The problem -> Can you reproduce the data beneath, keeping every line exact?
-- Opening Marker --
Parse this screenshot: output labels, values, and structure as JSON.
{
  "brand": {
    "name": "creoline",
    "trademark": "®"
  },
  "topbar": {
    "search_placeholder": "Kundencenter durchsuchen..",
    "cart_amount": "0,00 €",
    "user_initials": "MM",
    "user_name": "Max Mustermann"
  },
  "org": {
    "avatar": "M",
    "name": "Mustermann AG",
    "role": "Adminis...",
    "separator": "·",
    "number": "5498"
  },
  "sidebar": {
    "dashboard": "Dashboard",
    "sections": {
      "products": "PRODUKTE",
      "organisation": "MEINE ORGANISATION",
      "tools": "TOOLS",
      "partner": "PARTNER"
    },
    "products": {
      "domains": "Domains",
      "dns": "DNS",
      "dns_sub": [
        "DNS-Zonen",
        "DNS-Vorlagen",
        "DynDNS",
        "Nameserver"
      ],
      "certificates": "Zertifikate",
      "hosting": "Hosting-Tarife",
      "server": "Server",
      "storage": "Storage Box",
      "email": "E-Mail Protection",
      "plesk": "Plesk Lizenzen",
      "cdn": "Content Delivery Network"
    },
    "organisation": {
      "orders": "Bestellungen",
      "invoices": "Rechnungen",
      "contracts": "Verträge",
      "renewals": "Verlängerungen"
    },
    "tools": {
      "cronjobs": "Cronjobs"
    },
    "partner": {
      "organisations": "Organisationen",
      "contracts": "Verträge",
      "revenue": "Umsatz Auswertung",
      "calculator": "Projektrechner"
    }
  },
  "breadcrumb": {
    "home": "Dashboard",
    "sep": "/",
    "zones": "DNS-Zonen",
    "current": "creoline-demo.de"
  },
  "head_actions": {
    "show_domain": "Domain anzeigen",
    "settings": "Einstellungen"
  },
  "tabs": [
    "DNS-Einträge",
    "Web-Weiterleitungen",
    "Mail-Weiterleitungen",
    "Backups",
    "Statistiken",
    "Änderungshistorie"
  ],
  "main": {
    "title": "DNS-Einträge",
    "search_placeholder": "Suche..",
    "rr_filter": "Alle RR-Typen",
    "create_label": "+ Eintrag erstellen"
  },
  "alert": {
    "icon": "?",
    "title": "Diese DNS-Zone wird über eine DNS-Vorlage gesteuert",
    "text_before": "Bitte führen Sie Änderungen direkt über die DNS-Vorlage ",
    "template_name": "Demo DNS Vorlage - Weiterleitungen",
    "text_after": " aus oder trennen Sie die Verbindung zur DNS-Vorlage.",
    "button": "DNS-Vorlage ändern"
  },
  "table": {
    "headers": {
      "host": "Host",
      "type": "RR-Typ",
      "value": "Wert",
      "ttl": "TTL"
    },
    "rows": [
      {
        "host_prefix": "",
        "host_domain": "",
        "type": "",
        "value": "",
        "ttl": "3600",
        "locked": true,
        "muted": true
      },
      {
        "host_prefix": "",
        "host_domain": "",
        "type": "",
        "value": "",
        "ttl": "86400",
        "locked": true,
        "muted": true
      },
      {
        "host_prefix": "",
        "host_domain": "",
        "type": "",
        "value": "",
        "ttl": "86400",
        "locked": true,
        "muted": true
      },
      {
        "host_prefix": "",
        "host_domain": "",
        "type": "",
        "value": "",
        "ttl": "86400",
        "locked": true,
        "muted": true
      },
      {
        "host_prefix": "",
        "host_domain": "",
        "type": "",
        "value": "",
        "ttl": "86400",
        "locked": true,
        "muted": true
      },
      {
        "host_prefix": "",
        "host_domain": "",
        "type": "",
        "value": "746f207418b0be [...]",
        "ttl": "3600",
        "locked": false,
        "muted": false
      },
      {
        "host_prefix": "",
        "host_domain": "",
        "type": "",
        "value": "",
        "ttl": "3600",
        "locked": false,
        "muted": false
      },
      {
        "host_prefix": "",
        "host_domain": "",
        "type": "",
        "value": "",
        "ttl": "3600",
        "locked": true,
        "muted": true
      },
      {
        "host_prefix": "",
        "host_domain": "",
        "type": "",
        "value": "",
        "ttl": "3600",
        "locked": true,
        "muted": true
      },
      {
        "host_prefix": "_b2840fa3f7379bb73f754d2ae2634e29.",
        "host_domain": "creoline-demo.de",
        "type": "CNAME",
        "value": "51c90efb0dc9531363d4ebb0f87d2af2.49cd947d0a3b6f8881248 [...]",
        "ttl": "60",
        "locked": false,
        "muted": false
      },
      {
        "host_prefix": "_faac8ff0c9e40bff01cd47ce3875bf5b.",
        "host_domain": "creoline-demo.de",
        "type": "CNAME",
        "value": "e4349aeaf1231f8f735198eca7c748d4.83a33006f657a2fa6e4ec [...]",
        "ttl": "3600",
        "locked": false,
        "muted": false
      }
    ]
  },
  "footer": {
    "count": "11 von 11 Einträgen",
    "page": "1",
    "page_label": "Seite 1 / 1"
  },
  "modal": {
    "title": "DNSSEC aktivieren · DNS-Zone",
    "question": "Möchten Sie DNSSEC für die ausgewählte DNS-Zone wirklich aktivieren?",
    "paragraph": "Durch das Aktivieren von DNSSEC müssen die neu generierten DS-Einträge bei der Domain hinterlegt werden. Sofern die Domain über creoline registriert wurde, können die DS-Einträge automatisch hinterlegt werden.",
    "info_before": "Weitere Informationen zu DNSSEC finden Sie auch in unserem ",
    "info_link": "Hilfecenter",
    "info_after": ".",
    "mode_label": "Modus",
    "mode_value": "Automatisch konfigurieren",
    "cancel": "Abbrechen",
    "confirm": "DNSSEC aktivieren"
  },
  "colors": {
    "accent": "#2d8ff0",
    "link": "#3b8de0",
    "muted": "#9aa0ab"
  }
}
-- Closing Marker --
Response area ->
Parse this screenshot: output labels, values, and structure as JSON.
{
  "brand": {
    "name": "creoline",
    "trademark": "®"
  },
  "topbar": {
    "search_placeholder": "Kundencenter durchsuchen..",
    "cart_amount": "0,00 €",
    "user_initials": "MM",
    "user_name": "Max Mustermann"
  },
  "org": {
    "avatar": "M",
    "name": "Mustermann AG",
    "role": "Adminis...",
    "separator": "·",
    "number": "5498"
  },
  "sidebar": {
    "dashboard": "Dashboard",
    "sections": {
      "products": "PRODUKTE",
      "organisation": "MEINE ORGANISATION",
      "tools": "TOOLS",
      "partner": "PARTNER"
    },
    "products": {
      "domains": "Domains",
      "dns": "DNS",
      "dns_sub": [
        "DNS-Zonen",
        "DNS-Vorlagen",
        "DynDNS",
        "Nameserver"
      ],
      "certificates": "Zertifikate",
      "hosting": "Hosting-Tarife",
      "server": "Server",
      "storage": "Storage Box",
      "email": "E-Mail Protection",
      "plesk": "Plesk Lizenzen",
      "cdn": "Content Delivery Network"
    },
    "organisation": {
      "orders": "Bestellungen",
      "invoices": "Rechnungen",
      "contracts": "Verträge",
      "renewals": "Verlängerungen"
    },
    "tools": {
      "cronjobs": "Cronjobs"
    },
    "partner": {
      "organisations": "Organisationen",
      "contracts": "Verträge",
      "revenue": "Umsatz Auswertung",
      "calculator": "Projektrechner"
    }
  },
  "breadcrumb": {
    "home": "Dashboard",
    "sep": "/",
    "zones": "DNS-Zonen",
    "current": "creoline-demo.de"
  },
  "head_actions": {
    "show_domain": "Domain anzeigen",
    "settings": "Einstellungen"
  },
  "tabs": [
    "DNS-Einträge",
    "Web-Weiterleitungen",
    "Mail-Weiterleitungen",
    "Backups",
    "Statistiken",
    "Änderungshistorie"
  ],
  "main": {
    "title": "DNS-Einträge",
    "search_placeholder": "Suche..",
    "rr_filter": "Alle RR-Typen",
    "create_label": "+ Eintrag erstellen"
  },
  "alert": {
    "icon": "?",
    "title": "Diese DNS-Zone wird über eine DNS-Vorlage gesteuert",
    "text_before": "Bitte führen Sie Änderungen direkt über die DNS-Vorlage ",
    "template_name": "Demo DNS Vorlage - Weiterleitungen",
    "text_after": " aus oder trennen Sie die Verbindung zur DNS-Vorlage.",
    "button": "DNS-Vorlage ändern"
  },
  "table": {
    "headers": {
      "host": "Host",
      "type": "RR-Typ",
      "value": "Wert",
      "ttl": "TTL"
    },
    "rows": [
      {
        "host_prefix": "",
        "host_domain": "",
        "type": "",
        "value": "",
        "ttl": "3600",
        "locked": true,
        "muted": true
      },
      {
        "host_prefix": "",
        "host_domain": "",
        "type": "",
        "value": "",
        "ttl": "86400",
        "locked": true,
        "muted": true
      },
      {
        "host_prefix": "",
        "host_domain": "",
        "type": "",
        "value": "",
        "ttl": "86400",
        "locked": true,
        "muted": true
      },
      {
        "host_prefix": "",
        "host_domain": "",
        "type": "",
        "value": "",
        "ttl": "86400",
        "locked": true,
        "muted": true
      },
      {
        "host_prefix": "",
        "host_domain": "",
        "type": "",
        "value": "",
        "ttl": "86400",
        "locked": true,
        "muted": true
      },
      {
        "host_prefix": "",
        "host_domain": "",
        "type": "",
        "value": "746f207418b0be [...]",
        "ttl": "3600",
        "locked": false,
        "muted": false
      },
      {
        "host_prefix": "",
        "host_domain": "",
        "type": "",
        "value": "",
        "ttl": "3600",
        "locked": false,
        "muted": false
      },
      {
        "host_prefix": "",
        "host_domain": "",
        "type": "",
        "value": "",
        "ttl": "3600",
        "locked": true,
        "muted": true
      },
      {
        "host_prefix": "",
        "host_domain": "",
        "type": "",
        "value": "",
        "ttl": "3600",
        "locked": true,
        "muted": true
      },
      {
        "host_prefix": "_b2840fa3f7379bb73f754d2ae2634e29.",
        "host_domain": "creoline-demo.de",
        "type": "CNAME",
        "value": "51c90efb0dc9531363d4ebb0f87d2af2.49cd947d0a3b6f8881248 [...]",
        "ttl": "60",
        "locked": false,
        "muted": false
      },
      {
        "host_prefix": "_faac8ff0c9e40bff01cd47ce3875bf5b.",
        "host_domain": "creoline-demo.de",
        "type": "CNAME",
        "value": "e4349aeaf1231f8f735198eca7c748d4.83a33006f657a2fa6e4ec [...]",
        "ttl": "3600",
        "locked": false,
        "muted": false
      }
    ]
  },
  "footer": {
    "count": "11 von 11 Einträgen",
    "page": "1",
    "page_label": "Seite 1 / 1"
  },
  "modal": {
    "title": "DNSSEC aktivieren · DNS-Zone",
    "question": "Möchten Sie DNSSEC für die ausgewählte DNS-Zone wirklich aktivieren?",
    "paragraph": "Durch das Aktivieren von DNSSEC müssen die neu generierten DS-Einträge bei der Domain hinterlegt werden. Sofern die Domain über creoline registriert wurde, können die DS-Einträge automatisch hinterlegt werden.",
    "info_before": "Weitere Informationen zu DNSSEC finden Sie auch in unserem ",
    "info_link": "Hilfecenter",
    "info_after": ".",
    "mode_label": "Modus",
    "mode_value": "Automatisch konfigurieren",
    "cancel": "Abbrechen",
    "confirm": "DNSSEC aktivieren"
  },
  "colors": {
    "accent": "#2d8ff0",
    "link": "#3b8de0",
    "muted": "#9aa0ab"
  }
}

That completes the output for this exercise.